MATERIAL FOR THIS TASK Start Marker

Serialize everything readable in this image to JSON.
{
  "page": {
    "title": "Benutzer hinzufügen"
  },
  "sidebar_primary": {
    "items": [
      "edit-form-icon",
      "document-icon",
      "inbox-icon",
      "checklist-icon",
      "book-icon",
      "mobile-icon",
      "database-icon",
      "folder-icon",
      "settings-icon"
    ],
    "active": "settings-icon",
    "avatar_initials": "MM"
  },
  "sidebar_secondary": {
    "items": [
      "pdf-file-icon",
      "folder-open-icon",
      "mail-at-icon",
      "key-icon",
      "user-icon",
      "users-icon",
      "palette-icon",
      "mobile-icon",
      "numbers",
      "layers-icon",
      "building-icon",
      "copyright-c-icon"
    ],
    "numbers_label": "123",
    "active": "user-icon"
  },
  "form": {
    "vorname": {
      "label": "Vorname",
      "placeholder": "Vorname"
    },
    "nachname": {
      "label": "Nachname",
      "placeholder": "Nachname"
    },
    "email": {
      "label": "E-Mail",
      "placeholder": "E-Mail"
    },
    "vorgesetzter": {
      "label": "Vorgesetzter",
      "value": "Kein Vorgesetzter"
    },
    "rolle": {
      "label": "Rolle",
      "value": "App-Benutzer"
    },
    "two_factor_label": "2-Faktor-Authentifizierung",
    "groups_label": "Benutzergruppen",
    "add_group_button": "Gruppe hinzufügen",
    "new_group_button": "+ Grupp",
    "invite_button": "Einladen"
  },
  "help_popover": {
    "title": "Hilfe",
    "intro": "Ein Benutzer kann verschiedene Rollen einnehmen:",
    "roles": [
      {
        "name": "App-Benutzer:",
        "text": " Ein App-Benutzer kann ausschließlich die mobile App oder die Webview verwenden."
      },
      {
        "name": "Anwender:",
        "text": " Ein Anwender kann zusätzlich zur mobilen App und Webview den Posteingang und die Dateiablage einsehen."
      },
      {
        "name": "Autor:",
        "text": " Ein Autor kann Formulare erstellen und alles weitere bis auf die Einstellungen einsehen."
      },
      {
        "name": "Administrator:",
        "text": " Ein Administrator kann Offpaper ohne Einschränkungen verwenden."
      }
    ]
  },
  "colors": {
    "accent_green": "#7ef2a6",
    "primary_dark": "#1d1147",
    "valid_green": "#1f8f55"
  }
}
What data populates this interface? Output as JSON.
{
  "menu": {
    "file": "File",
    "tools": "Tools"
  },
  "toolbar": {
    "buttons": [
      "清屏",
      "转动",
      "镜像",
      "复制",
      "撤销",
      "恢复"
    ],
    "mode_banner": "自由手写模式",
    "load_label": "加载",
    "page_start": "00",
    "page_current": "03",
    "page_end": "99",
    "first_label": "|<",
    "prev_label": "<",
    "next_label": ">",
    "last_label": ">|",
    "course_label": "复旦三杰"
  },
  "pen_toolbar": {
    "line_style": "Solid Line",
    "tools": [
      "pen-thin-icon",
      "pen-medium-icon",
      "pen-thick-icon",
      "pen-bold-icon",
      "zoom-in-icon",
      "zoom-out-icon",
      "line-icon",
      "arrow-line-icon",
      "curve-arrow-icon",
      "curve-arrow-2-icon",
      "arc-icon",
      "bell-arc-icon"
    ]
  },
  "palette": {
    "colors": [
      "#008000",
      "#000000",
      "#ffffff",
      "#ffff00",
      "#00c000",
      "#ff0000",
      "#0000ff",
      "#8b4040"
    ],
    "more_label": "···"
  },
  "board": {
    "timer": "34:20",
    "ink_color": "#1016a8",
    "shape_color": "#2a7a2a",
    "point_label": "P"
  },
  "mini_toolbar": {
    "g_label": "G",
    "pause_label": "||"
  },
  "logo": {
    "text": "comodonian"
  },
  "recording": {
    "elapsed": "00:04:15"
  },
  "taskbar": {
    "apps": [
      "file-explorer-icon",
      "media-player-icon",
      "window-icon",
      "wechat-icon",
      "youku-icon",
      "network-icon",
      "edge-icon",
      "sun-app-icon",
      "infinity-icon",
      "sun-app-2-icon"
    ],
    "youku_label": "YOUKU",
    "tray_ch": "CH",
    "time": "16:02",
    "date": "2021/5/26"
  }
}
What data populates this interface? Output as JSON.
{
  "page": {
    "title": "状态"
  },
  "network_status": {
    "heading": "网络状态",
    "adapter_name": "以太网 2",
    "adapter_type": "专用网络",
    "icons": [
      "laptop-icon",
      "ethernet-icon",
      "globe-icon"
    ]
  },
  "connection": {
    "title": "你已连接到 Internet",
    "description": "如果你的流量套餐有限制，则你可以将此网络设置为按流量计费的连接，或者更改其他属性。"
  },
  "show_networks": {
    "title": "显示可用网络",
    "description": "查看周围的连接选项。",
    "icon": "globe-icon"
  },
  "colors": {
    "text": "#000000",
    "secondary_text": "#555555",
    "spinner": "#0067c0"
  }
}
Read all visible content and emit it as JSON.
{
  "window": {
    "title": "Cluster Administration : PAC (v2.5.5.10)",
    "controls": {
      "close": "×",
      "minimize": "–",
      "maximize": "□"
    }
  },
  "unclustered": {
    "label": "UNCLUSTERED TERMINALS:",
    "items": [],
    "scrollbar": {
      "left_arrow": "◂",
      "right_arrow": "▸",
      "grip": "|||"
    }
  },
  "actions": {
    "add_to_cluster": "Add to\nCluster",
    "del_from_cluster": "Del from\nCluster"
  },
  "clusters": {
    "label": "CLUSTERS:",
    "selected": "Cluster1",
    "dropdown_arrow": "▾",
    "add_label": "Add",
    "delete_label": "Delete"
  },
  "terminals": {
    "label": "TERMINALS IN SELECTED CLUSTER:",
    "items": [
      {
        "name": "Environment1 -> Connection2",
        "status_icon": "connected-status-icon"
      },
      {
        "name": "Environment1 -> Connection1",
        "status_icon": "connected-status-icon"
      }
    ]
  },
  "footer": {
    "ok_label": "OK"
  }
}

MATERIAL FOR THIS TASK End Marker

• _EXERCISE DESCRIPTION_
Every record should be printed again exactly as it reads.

• _SOLUTION BELOW_
Serialize everything readable in this image to JSON.
{
  "page": {
    "title": "Benutzer hinzufügen"
  },
  "sidebar_primary": {
    "items": [
      "edit-form-icon",
      "document-icon",
      "inbox-icon",
      "checklist-icon",
      "book-icon",
      "mobile-icon",
      "database-icon",
      "folder-icon",
      "settings-icon"
    ],
    "active": "settings-icon",
    "avatar_initials": "MM"
  },
  "sidebar_secondary": {
    "items": [
      "pdf-file-icon",
      "folder-open-icon",
      "mail-at-icon",
      "key-icon",
      "user-icon",
      "users-icon",
      "palette-icon",
      "mobile-icon",
      "numbers",
      "layers-icon",
      "building-icon",
      "copyright-c-icon"
    ],
    "numbers_label": "123",
    "active": "user-icon"
  },
  "form": {
    "vorname": {
      "label": "Vorname",
      "placeholder": "Vorname"
    },
    "nachname": {
      "label": "Nachname",
      "placeholder": "Nachname"
    },
    "email": {
      "label": "E-Mail",
      "placeholder": "E-Mail"
    },
    "vorgesetzter": {
      "label": "Vorgesetzter",
      "value": "Kein Vorgesetzter"
    },
    "rolle": {
      "label": "Rolle",
      "value": "App-Benutzer"
    },
    "two_factor_label": "2-Faktor-Authentifizierung",
    "groups_label": "Benutzergruppen",
    "add_group_button": "Gruppe hinzufügen",
    "new_group_button": "+ Grupp",
    "invite_button": "Einladen"
  },
  "help_popover": {
    "title": "Hilfe",
    "intro": "Ein Benutzer kann verschiedene Rollen einnehmen:",
    "roles": [
      {
        "name": "App-Benutzer:",
        "text": " Ein App-Benutzer kann ausschließlich die mobile App oder die Webview verwenden."
      },
      {
        "name": "Anwender:",
        "text": " Ein Anwender kann zusätzlich zur mobilen App und Webview den Posteingang und die Dateiablage einsehen."
      },
      {
        "name": "Autor:",
        "text": " Ein Autor kann Formulare erstellen und alles weitere bis auf die Einstellungen einsehen."
      },
      {
        "name": "Administrator:",
        "text": " Ein Administrator kann Offpaper ohne Einschränkungen verwenden."
      }
    ]
  },
  "colors": {
    "accent_green": "#7ef2a6",
    "primary_dark": "#1d1147",
    "valid_green": "#1f8f55"
  }
}
What data populates this interface? Output as JSON.
{
  "menu": {
    "file": "File",
    "tools": "Tools"
  },
  "toolbar": {
    "buttons": [
      "清屏",
      "转动",
      "镜像",
      "复制",
      "撤销",
      "恢复"
    ],
    "mode_banner": "自由手写模式",
    "load_label": "加载",
    "page_start": "00",
    "page_current": "03",
    "page_end": "99",
    "first_label": "|<",
    "prev_label": "<",
    "next_label": ">",
    "last_label": ">|",
    "course_label": "复旦三杰"
  },
  "pen_toolbar": {
    "line_style": "Solid Line",
    "tools": [
      "pen-thin-icon",
      "pen-medium-icon",
      "pen-thick-icon",
      "pen-bold-icon",
      "zoom-in-icon",
      "zoom-out-icon",
      "line-icon",
      "arrow-line-icon",
      "curve-arrow-icon",
      "curve-arrow-2-icon",
      "arc-icon",
      "bell-arc-icon"
    ]
  },
  "palette": {
    "colors": [
      "#008000",
      "#000000",
      "#ffffff",
      "#ffff00",
      "#00c000",
      "#ff0000",
      "#0000ff",
      "#8b4040"
    ],
    "more_label": "···"
  },
  "board": {
    "timer": "34:20",
    "ink_color": "#1016a8",
    "shape_color": "#2a7a2a",
    "point_label": "P"
  },
  "mini_toolbar": {
    "g_label": "G",
    "pause_label": "||"
  },
  "logo": {
    "text": "comodonian"
  },
  "recording": {
    "elapsed": "00:04:15"
  },
  "taskbar": {
    "apps": [
      "file-explorer-icon",
      "media-player-icon",
      "window-icon",
      "wechat-icon",
      "youku-icon",
      "network-icon",
      "edge-icon",
      "sun-app-icon",
      "infinity-icon",
      "sun-app-2-icon"
    ],
    "youku_label": "YOUKU",
    "tray_ch": "CH",
    "time": "16:02",
    "date": "2021/5/26"
  }
}
What data populates this interface? Output as JSON.
{
  "page": {
    "title": "状态"
  },
  "network_status": {
    "heading": "网络状态",
    "adapter_name": "以太网 2",
    "adapter_type": "专用网络",
    "icons": [
      "laptop-icon",
      "ethernet-icon",
      "globe-icon"
    ]
  },
  "connection": {
    "title": "你已连接到 Internet",
    "description": "如果你的流量套餐有限制，则你可以将此网络设置为按流量计费的连接，或者更改其他属性。"
  },
  "show_networks": {
    "title": "显示可用网络",
    "description": "查看周围的连接选项。",
    "icon": "globe-icon"
  },
  "colors": {
    "text": "#000000",
    "secondary_text": "#555555",
    "spinner": "#0067c0"
  }
}
Read all visible content and emit it as JSON.
{
  "window": {
    "title": "Cluster Administration : PAC (v2.5.5.10)",
    "controls": {
      "close": "×",
      "minimize": "–",
      "maximize": "□"
    }
  },
  "unclustered": {
    "label": "UNCLUSTERED TERMINALS:",
    "items": [],
    "scrollbar": {
      "left_arrow": "◂",
      "right_arrow": "▸",
      "grip": "|||"
    }
  },
  "actions": {
    "add_to_cluster": "Add to\nCluster",
    "del_from_cluster": "Del from\nCluster"
  },
  "clusters": {
    "label": "CLUSTERS:",
    "selected": "Cluster1",
    "dropdown_arrow": "▾",
    "add_label": "Add",
    "delete_label": "Delete"
  },
  "terminals": {
    "label": "TERMINALS IN SELECTED CLUSTER:",
    "items": [
      {
        "name": "Environment1 -> Connection2",
        "status_icon": "connected-status-icon"
      },
      {
        "name": "Environment1 -> Connection1",
        "status_icon": "connected-status-icon"
      }
    ]
  },
  "footer": {
    "ok_label": "OK"
  }
}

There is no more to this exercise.